Major changes to Scottish law came into effect on Friday (1st December) that have been described as a "new dawn" for private renters by Shelter Scotland.
Anyone signing a tenancy from 1 December will be covered by the new rules reports The BBC. The legislation is seen as a positive step for Scotland's 760,000 private renters and some of the key features mean:
- an end to fixed-term rentals, so leases will effectively be open-ended;
- rent increases are only allowed to be made once every 12 months;
- tenants who believe a rent increase is unfair can challenge it and take it to a rent officer;
- longer notice periods will be required. Tenants who have been in a property over six months will receive at least 84 days notice to leave, unless they are at fault.
Security for tenants
As we reported nearly a year ago, many families in the private rental sector feel insecure on shorter tenancies.
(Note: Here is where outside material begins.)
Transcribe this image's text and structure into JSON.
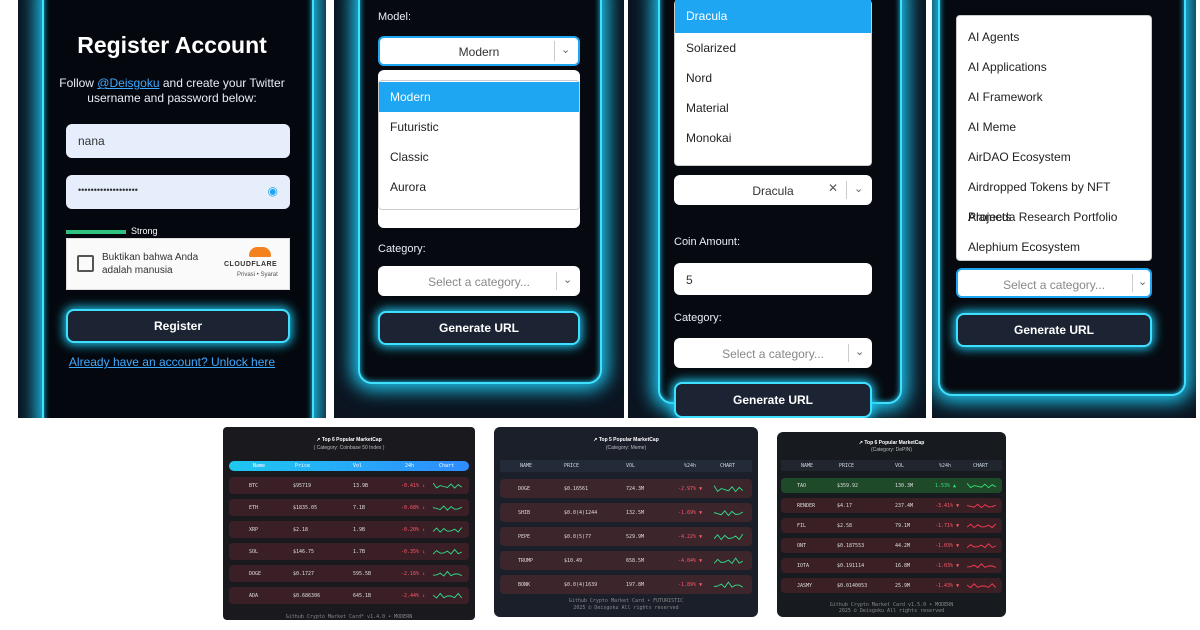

This new legislation means that for tenants in Scotland, they will have indefinite security of tenure, meaning "no-fault" evictions will no longer be possible.
Graeme Brown from Shelter Scotland said: "These new laws bring unprecedented security of tenure to private renters, with landlords now needing a good reason to evict tenants.
"We have campaigned passionately for 10 years now for reform of private renting in Scotland, ending with our Make Renting Right campaign, which had extensive support from the public and local and national politicians."
The new law does allow landlords to ask tenants to leave on a number of grounds, including if they intend to live there themselves or wanting to sell or refurbish the property.